Dealing with Balsa
Balsa coring needs careful attention. Why? “That stuff soaks up water like a sponge,” Mark Vahle says. If you want to keep any future water intrusion at bay, it’s essential to first “bed the core” by removing as much wood as possible and replacing it with a paste of epoxy resin thickened with a suitable filler, like colloidal silica. Start by removing the balsa from the hole’s perimeter. Use a Dremel or ice pick, working between the fiberglass skins to a depth of at least a half-inch. Work down to the fiberglass to ensure the best bond. Mix the resin and hardener, and then add the silica, thickening it to a paste. Next, use a tongue depressor to work the goop into the void, moving in one continuous direction to eliminate trapped air bubbles. A single session should do it. For depths deeper than a half-inch, allow one layer to cure to avoid building up excessive heat that cracks the resin. Once cured, sand the edges and add the next layer.Last, sand the edge back to the shape of the original hole.
If you’re drilling a hole for routing electrical wires or control cables, it’s essential to cover the edges for chafe protection. “For a customer, it could be as easy as taking electrical tape and wrapping it around wiring where it passes through a hole,” Vahle says.

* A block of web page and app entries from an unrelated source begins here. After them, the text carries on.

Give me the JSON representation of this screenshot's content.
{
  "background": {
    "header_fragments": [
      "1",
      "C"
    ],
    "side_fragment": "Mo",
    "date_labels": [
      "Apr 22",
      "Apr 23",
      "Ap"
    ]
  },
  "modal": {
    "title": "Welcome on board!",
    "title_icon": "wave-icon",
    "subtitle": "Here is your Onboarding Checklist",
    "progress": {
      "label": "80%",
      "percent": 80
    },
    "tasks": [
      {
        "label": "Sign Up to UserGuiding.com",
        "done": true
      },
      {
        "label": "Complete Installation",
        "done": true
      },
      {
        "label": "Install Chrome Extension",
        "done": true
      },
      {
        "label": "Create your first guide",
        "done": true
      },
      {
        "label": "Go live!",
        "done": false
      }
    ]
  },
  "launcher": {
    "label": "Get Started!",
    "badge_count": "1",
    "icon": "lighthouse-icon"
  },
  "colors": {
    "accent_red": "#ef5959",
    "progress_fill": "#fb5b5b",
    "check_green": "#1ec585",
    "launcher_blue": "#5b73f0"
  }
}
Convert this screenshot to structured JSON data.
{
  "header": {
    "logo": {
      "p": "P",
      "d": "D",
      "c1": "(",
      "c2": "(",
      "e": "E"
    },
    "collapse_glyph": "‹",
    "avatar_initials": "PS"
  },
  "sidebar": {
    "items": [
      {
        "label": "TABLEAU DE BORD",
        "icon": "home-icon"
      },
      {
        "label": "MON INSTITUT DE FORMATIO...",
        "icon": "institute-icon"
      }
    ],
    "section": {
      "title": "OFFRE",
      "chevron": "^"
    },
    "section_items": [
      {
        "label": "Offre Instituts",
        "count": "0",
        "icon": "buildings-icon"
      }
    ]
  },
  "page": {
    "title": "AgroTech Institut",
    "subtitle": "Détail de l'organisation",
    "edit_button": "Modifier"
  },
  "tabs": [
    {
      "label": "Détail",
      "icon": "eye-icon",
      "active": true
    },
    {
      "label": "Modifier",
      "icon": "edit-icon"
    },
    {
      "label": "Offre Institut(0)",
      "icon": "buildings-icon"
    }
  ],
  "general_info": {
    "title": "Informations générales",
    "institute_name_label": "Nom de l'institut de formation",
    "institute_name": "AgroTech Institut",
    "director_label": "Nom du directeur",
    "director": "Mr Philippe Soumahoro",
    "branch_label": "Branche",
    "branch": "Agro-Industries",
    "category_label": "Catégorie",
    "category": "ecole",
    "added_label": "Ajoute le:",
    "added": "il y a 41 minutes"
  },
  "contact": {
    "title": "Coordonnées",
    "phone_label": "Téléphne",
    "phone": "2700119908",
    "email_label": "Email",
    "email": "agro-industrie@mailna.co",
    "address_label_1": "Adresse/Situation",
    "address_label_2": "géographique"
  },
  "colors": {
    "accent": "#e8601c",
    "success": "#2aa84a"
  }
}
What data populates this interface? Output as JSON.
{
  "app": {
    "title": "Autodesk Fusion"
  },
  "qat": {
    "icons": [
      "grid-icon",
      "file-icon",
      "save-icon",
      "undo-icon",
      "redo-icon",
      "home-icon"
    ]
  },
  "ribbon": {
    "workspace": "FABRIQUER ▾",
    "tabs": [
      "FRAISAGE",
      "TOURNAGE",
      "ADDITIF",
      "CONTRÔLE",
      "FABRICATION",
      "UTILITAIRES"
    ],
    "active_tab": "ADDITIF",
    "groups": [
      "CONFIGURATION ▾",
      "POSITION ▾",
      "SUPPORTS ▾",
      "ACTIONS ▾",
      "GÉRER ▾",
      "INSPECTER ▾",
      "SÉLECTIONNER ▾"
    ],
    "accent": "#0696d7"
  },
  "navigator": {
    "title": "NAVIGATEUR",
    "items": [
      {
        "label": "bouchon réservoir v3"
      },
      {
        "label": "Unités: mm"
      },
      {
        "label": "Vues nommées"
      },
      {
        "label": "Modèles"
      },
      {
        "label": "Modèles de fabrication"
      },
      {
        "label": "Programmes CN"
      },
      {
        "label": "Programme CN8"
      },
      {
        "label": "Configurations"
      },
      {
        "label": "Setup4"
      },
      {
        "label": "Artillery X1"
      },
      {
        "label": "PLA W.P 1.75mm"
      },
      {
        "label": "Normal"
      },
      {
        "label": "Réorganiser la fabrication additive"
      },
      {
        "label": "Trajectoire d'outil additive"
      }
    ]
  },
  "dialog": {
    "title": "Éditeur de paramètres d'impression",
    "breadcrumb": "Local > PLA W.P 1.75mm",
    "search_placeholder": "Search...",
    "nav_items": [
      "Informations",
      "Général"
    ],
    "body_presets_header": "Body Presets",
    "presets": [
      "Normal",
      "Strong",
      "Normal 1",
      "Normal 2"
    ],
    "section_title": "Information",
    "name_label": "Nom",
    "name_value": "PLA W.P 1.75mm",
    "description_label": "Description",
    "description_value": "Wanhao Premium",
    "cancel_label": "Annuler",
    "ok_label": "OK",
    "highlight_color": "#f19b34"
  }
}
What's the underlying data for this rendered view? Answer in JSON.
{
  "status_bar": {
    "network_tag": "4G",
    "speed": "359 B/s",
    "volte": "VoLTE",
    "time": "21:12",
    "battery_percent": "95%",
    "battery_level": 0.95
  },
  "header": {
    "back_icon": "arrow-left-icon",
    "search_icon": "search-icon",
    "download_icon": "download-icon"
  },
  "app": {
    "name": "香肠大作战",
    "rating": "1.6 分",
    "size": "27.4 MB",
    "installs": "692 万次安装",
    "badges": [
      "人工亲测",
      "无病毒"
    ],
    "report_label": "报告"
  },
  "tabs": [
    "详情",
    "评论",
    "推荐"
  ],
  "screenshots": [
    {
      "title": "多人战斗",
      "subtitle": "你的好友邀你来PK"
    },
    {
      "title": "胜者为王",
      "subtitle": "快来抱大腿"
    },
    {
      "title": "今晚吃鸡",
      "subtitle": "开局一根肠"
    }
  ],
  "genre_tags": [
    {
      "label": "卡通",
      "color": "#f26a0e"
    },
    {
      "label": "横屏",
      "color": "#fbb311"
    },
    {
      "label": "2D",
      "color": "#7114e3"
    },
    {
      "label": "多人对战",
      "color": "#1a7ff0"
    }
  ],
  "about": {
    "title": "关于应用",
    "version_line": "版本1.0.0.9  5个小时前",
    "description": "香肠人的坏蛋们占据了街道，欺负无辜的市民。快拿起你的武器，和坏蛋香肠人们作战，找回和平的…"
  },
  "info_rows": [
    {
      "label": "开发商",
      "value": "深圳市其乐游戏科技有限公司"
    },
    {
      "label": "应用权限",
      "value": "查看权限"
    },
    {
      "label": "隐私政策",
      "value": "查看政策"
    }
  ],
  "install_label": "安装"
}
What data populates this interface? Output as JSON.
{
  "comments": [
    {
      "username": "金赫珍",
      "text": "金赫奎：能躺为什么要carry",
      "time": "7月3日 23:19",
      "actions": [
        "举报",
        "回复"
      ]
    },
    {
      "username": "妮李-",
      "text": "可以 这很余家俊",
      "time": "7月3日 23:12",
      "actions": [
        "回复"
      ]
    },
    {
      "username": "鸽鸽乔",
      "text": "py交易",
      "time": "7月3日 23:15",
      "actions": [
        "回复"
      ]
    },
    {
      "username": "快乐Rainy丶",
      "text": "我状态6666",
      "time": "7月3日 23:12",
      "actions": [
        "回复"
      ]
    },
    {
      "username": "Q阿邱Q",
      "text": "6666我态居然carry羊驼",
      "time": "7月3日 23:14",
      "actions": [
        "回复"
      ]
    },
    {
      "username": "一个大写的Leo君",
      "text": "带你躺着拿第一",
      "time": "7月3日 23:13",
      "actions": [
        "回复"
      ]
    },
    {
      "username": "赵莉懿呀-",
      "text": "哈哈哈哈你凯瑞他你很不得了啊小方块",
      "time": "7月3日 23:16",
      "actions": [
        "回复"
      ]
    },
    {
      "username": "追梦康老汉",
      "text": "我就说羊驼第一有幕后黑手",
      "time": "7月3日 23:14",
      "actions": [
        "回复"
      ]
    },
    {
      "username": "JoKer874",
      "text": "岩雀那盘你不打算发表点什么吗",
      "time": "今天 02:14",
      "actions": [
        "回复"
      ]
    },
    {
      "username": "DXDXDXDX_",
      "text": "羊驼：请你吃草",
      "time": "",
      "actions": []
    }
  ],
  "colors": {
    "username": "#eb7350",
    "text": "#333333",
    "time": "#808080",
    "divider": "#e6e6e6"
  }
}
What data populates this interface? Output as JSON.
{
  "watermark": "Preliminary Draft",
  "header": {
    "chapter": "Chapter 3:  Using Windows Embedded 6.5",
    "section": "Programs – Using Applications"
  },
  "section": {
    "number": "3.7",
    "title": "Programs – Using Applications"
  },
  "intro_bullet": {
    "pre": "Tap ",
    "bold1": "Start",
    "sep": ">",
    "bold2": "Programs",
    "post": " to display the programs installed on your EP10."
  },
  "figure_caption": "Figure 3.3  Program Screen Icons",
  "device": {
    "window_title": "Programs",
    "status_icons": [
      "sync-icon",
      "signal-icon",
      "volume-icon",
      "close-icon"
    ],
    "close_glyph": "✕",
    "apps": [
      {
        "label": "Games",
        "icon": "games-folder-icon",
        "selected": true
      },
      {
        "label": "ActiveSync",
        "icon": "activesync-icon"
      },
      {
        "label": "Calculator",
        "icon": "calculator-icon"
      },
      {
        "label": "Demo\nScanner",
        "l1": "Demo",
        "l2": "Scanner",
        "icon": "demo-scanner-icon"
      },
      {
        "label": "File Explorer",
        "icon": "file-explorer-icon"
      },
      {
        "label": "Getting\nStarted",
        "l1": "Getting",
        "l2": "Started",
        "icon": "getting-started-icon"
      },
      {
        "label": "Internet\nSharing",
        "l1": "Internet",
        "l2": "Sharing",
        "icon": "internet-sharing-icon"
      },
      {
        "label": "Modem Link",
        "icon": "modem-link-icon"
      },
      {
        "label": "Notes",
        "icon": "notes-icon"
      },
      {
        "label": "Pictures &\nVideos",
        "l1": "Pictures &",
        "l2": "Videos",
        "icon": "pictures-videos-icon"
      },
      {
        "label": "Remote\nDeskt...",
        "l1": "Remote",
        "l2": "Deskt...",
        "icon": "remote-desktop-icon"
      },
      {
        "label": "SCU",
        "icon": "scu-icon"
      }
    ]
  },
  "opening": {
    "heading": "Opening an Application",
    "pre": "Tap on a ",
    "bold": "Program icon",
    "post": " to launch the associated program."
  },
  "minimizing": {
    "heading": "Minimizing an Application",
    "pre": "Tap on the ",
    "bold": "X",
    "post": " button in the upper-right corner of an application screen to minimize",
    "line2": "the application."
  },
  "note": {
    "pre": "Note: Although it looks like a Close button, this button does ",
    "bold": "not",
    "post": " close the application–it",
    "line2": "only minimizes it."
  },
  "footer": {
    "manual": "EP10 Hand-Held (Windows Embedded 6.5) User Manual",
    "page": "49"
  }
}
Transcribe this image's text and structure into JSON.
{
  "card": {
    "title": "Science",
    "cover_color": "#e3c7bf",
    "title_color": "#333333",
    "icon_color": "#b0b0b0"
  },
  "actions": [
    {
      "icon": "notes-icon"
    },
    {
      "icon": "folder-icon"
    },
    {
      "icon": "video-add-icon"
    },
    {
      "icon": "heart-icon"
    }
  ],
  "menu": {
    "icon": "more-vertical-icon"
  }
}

Wire looms offer more permanent protection. Regal will also fill some smaller holes with silicone; when it hardens, it eliminates any movement within the hole. Larger holes can be trimmed with PVC conduit, which can also be secured with silicone. Beware of bare fiberglass edges; they can be extremely sharp and cut through insulation with movement and time.